Meal preparation involves preparing meals ahead of time for a short
or period of time. This practice may occur among people who desire to
lose weight, gain muscle mass, or maintain a healthy lifestyle. Advance
preparation can serve to standardize food portions. Meals preparation
are fully cooked. Meals may be prepared in small containers such as
Tupperware, and are sometimes labeled and dated to remain
Freshly cut onions often cause a stinging sensation in the eyes of
people nearby, and often uncontrollable tears. This is caused by the
release of a volatile liquid, syn-propanethial-S-oxide and its aerosol,
which stimulates nerves in the eye. This gas is produced by a chain of
reactions which serve as a defence mechanism: chopping an onion causes
damage to cells which releases enzymes called alliinases. These break
down amino acid sulfoxides and generate sulfenic acids. A specific
sulfenic acid, 1-propenesulfenic acid, is rapidly acted on by a second

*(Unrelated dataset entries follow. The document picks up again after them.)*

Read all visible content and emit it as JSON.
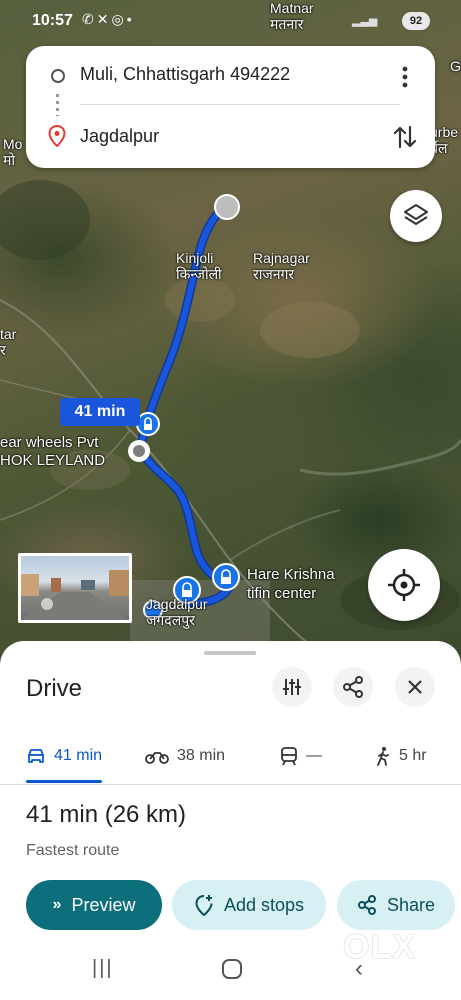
{
  "status_bar": {
    "time": "10:57",
    "icons": [
      "phone-icon",
      "missed-call-icon",
      "whatsapp-icon",
      "dot"
    ],
    "battery": "92"
  },
  "search": {
    "origin": "Muli, Chhattisgarh 494222",
    "destination": "Jagdalpur",
    "more_icon": "more-vert-icon",
    "swap_icon": "swap-vert-icon"
  },
  "map": {
    "labels": {
      "matnar_en": "Matnar",
      "matnar_hi": "मतनार",
      "kinjoli_en": "Kinjoli",
      "kinjoli_hi": "किन्जोली",
      "rajnagar_en": "Rajnagar",
      "rajnagar_hi": "राजनगर",
      "left_edge_top": "Mo",
      "left_edge_top_hi": "मो",
      "left_edge_mid": "tar",
      "left_edge_mid_hi": "र",
      "right_edge_top": "G",
      "right_edge_mid": "urbe",
      "right_edge_mid_hi": "र्बेल",
      "business_line1": "ear wheels Pvt",
      "business_line2": "HOK LEYLAND",
      "hare_krishna_line1": "Hare Krishna",
      "hare_krishna_line2": "tifin center",
      "jagdalpur_en": "Jagdalpur",
      "jagdalpur_hi": "जगदलपुर"
    },
    "route_time_badge": "41 min",
    "layers_icon": "layers-icon",
    "locate_icon": "my-location-icon",
    "route_color": "#1a56db"
  },
  "sheet": {
    "title": "Drive",
    "modes": [
      {
        "icon": "car-icon",
        "label": "41 min",
        "active": true
      },
      {
        "icon": "motorcycle-icon",
        "label": "38 min"
      },
      {
        "icon": "transit-icon",
        "label": "—"
      },
      {
        "icon": "walk-icon",
        "label": "5 hr"
      }
    ],
    "summary": "41 min (26 km)",
    "subtitle": "Fastest route",
    "buttons": {
      "preview": "Preview",
      "add_stops": "Add stops",
      "share": "Share"
    }
  },
  "watermark": "OLX",
  "colors": {
    "accent": "#0b57d0",
    "primary_button": "#0b6e7a",
    "tonal_button": "#d6f0f4"
  }
}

enzyme, the lacrimatory factor synthase (LFS), producing the
syn-propanethial-S-oxide. This gas diffuses through the air and soon
reaches the eyes, where it activates sensory neurons. Lacrimal glands
produce tears to dilute and flush out the irritant.
Cooking onions and sweet onions are better stored at room
temperature, optimally in a single layer, in large mesh bags in a dry,
cool, dark, well-ventilated location. In this environment, cooking
onions have a shelf life of three to four weeks and sweet onions one to
two weeks. Cooking onions will absorb odours from apples and pears.
Also, they draw moisture from vegetables with which they are stored
which may cause them to decay.
Sweet onions have a greater water and sugar content than cooking
onions. This makes them sweeter and milder tasting, but reduces their
shelf life. Sweet onions can be stored refrigerated; they have a shelf
life of around 1 month. Irrespective of type, any cut pieces of onion
are best tightly wrapped, stored away from other produce, and used
within two to three days.